What you have to do
Restate the records in full, keeping every word as it is.

Data excerpts
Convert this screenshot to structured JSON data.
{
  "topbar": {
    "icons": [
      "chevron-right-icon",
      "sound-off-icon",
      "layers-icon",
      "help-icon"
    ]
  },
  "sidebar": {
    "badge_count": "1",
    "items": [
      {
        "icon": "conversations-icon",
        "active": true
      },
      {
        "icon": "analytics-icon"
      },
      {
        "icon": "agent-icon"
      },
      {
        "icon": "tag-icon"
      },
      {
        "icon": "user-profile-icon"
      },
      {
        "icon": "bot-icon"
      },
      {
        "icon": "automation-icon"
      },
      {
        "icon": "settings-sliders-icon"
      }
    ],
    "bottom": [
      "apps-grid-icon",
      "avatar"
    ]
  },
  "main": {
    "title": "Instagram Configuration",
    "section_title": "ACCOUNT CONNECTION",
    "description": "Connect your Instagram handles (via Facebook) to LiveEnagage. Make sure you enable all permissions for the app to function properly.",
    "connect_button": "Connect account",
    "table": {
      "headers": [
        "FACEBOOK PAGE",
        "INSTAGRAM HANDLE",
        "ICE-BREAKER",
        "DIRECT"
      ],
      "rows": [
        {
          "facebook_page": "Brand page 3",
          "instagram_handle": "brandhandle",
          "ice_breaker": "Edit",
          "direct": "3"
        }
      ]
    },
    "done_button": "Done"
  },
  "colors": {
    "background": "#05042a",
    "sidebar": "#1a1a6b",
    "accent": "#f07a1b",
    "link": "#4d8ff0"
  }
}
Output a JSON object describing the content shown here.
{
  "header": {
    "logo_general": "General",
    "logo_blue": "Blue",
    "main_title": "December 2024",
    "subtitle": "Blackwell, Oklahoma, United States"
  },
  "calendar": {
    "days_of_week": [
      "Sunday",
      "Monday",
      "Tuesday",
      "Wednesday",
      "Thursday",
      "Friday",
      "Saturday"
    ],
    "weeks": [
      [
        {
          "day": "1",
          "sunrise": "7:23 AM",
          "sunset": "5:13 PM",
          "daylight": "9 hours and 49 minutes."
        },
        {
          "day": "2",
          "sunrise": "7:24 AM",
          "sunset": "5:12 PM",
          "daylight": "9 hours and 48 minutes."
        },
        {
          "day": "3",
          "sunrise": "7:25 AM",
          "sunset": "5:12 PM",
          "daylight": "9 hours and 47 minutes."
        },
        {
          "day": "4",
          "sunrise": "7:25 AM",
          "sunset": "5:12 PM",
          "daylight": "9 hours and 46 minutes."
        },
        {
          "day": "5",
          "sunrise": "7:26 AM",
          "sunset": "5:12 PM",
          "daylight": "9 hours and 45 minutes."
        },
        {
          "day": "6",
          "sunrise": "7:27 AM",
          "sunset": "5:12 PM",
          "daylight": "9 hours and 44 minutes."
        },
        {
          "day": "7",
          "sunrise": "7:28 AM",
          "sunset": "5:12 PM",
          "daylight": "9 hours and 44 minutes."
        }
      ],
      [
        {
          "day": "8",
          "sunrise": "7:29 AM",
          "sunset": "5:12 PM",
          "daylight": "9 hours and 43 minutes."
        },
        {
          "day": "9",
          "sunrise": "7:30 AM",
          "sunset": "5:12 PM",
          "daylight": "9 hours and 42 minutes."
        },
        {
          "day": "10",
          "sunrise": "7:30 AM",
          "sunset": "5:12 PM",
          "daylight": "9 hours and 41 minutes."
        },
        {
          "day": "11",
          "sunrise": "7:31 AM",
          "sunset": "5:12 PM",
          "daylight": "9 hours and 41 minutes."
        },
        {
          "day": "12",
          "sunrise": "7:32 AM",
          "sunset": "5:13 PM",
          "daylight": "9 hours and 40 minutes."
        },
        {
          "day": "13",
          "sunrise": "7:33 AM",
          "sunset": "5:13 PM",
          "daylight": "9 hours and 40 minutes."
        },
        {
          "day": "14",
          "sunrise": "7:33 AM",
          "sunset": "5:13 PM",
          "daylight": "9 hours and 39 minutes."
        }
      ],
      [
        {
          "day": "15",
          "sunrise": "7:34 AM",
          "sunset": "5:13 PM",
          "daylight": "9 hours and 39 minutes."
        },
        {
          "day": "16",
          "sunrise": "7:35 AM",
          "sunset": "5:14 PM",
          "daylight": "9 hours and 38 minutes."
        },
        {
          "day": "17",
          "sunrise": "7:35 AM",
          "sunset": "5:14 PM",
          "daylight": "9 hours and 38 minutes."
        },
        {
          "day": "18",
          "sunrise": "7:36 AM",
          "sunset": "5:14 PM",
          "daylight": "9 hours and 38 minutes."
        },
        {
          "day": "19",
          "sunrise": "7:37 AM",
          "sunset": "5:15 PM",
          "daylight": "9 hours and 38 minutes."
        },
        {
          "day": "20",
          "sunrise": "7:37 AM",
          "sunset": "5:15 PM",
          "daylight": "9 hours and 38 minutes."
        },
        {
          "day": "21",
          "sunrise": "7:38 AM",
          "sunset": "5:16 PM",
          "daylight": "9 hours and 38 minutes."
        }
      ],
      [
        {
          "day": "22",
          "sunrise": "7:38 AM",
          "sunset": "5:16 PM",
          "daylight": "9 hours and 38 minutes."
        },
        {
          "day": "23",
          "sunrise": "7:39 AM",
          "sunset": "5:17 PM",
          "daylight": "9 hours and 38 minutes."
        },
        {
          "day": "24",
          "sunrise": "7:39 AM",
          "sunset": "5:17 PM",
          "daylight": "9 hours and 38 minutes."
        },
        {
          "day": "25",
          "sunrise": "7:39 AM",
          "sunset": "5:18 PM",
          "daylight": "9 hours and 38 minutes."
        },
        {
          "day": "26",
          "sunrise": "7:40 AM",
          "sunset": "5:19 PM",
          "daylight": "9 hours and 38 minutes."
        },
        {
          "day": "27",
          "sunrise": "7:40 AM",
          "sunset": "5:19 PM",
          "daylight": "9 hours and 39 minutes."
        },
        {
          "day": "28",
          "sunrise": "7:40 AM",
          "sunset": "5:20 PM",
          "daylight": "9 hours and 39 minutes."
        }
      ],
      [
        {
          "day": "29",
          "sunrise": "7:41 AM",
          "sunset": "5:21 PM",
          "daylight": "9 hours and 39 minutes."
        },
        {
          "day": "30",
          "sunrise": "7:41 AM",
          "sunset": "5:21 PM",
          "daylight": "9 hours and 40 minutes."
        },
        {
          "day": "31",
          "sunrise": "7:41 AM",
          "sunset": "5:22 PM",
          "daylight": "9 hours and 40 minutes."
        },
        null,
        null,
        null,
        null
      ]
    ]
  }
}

Answer to this problem
Convert this screenshot to structured JSON data.
{
  "topbar": {
    "icons": [
      "chevron-right-icon",
      "sound-off-icon",
      "layers-icon",
      "help-icon"
    ]
  },
  "sidebar": {
    "badge_count": "1",
    "items": [
      {
        "icon": "conversations-icon",
        "active": true
      },
      {
        "icon": "analytics-icon"
      },
      {
        "icon": "agent-icon"
      },
      {
        "icon": "tag-icon"
      },
      {
        "icon": "user-profile-icon"
      },
      {
        "icon": "bot-icon"
      },
      {
        "icon": "automation-icon"
      },
      {
        "icon": "settings-sliders-icon"
      }
    ],
    "bottom": [
      "apps-grid-icon",
      "avatar"
    ]
  },
  "main": {
    "title": "Instagram Configuration",
    "section_title": "ACCOUNT CONNECTION",
    "description": "Connect your Instagram handles (via Facebook) to LiveEnagage. Make sure you enable all permissions for the app to function properly.",
    "connect_button": "Connect account",
    "table": {
      "headers": [
        "FACEBOOK PAGE",
        "INSTAGRAM HANDLE",
        "ICE-BREAKER",
        "DIRECT"
      ],
      "rows": [
        {
          "facebook_page": "Brand page 3",
          "instagram_handle": "brandhandle",
          "ice_breaker": "Edit",
          "direct": "3"
        }
      ]
    },
    "done_button": "Done"
  },
  "colors": {
    "background": "#05042a",
    "sidebar": "#1a1a6b",
    "accent": "#f07a1b",
    "link": "#4d8ff0"
  }
}
Output a JSON object describing the content shown here.
{
  "header": {
    "logo_general": "General",
    "logo_blue": "Blue",
    "main_title": "December 2024",
    "subtitle": "Blackwell, Oklahoma, United States"
  },
  "calendar": {
    "days_of_week": [
      "Sunday",
      "Monday",
      "Tuesday",
      "Wednesday",
      "Thursday",
      "Friday",
      "Saturday"
    ],
    "weeks": [
      [
        {
          "day": "1",
          "sunrise": "7:23 AM",
          "sunset": "5:13 PM",
          "daylight": "9 hours and 49 minutes."
        },
        {
          "day": "2",
          "sunrise": "7:24 AM",
          "sunset": "5:12 PM",
          "daylight": "9 hours and 48 minutes."
        },
        {
          "day": "3",
          "sunrise": "7:25 AM",
          "sunset": "5:12 PM",
          "daylight": "9 hours and 47 minutes."
        },
        {
          "day": "4",
          "sunrise": "7:25 AM",
          "sunset": "5:12 PM",
          "daylight": "9 hours and 46 minutes."
        },
        {
          "day": "5",
          "sunrise": "7:26 AM",
          "sunset": "5:12 PM",
          "daylight": "9 hours and 45 minutes."
        },
        {
          "day": "6",
          "sunrise": "7:27 AM",
          "sunset": "5:12 PM",
          "daylight": "9 hours and 44 minutes."
        },
        {
          "day": "7",
          "sunrise": "7:28 AM",
          "sunset": "5:12 PM",
          "daylight": "9 hours and 44 minutes."
        }
      ],
      [
        {
          "day": "8",
          "sunrise": "7:29 AM",
          "sunset": "5:12 PM",
          "daylight": "9 hours and 43 minutes."
        },
        {
          "day": "9",
          "sunrise": "7:30 AM",
          "sunset": "5:12 PM",
          "daylight": "9 hours and 42 minutes."
        },
        {
          "day": "10",
          "sunrise": "7:30 AM",
          "sunset": "5:12 PM",
          "daylight": "9 hours and 41 minutes."
        },
        {
          "day": "11",
          "sunrise": "7:31 AM",
          "sunset": "5:12 PM",
          "daylight": "9 hours and 41 minutes."
        },
        {
          "day": "12",
          "sunrise": "7:32 AM",
          "sunset": "5:13 PM",
          "daylight": "9 hours and 40 minutes."
        },
        {
          "day": "13",
          "sunrise": "7:33 AM",
          "sunset": "5:13 PM",
          "daylight": "9 hours and 40 minutes."
        },
        {
          "day": "14",
          "sunrise": "7:33 AM",
          "sunset": "5:13 PM",
          "daylight": "9 hours and 39 minutes."
        }
      ],
      [
        {
          "day": "15",
          "sunrise": "7:34 AM",
          "sunset": "5:13 PM",
          "daylight": "9 hours and 39 minutes."
        },
        {
          "day": "16",
          "sunrise": "7:35 AM",
          "sunset": "5:14 PM",
          "daylight": "9 hours and 38 minutes."
        },
        {
          "day": "17",
          "sunrise": "7:35 AM",
          "sunset": "5:14 PM",
          "daylight": "9 hours and 38 minutes."
        },
        {
          "day": "18",
          "sunrise": "7:36 AM",
          "sunset": "5:14 PM",
          "daylight": "9 hours and 38 minutes."
        },
        {
          "day": "19",
          "sunrise": "7:37 AM",
          "sunset": "5:15 PM",
          "daylight": "9 hours and 38 minutes."
        },
        {
          "day": "20",
          "sunrise": "7:37 AM",
          "sunset": "5:15 PM",
          "daylight": "9 hours and 38 minutes."
        },
        {
          "day": "21",
          "sunrise": "7:38 AM",
          "sunset": "5:16 PM",
          "daylight": "9 hours and 38 minutes."
        }
      ],
      [
        {
          "day": "22",
          "sunrise": "7:38 AM",
          "sunset": "5:16 PM",
          "daylight": "9 hours and 38 minutes."
        },
        {
          "day": "23",
          "sunrise": "7:39 AM",
          "sunset": "5:17 PM",
          "daylight": "9 hours and 38 minutes."
        },
        {
          "day": "24",
          "sunrise": "7:39 AM",
          "sunset": "5:17 PM",
          "daylight": "9 hours and 38 minutes."
        },
        {
          "day": "25",
          "sunrise": "7:39 AM",
          "sunset": "5:18 PM",
          "daylight": "9 hours and 38 minutes."
        },
        {
          "day": "26",
          "sunrise": "7:40 AM",
          "sunset": "5:19 PM",
          "daylight": "9 hours and 38 minutes."
        },
        {
          "day": "27",
          "sunrise": "7:40 AM",
          "sunset": "5:19 PM",
          "daylight": "9 hours and 39 minutes."
        },
        {
          "day": "28",
          "sunrise": "7:40 AM",
          "sunset": "5:20 PM",
          "daylight": "9 hours and 39 minutes."
        }
      ],
      [
        {
          "day": "29",
          "sunrise": "7:41 AM",
          "sunset": "5:21 PM",
          "daylight": "9 hours and 39 minutes."
        },
        {
          "day": "30",
          "sunrise": "7:41 AM",
          "sunset": "5:21 PM",
          "daylight": "9 hours and 40 minutes."
        },
        {
          "day": "31",
          "sunrise": "7:41 AM",
          "sunset": "5:22 PM",
          "daylight": "9 hours and 40 minutes."
        },
        null,
        null,
        null,
        null
      ]
    ]
  }
}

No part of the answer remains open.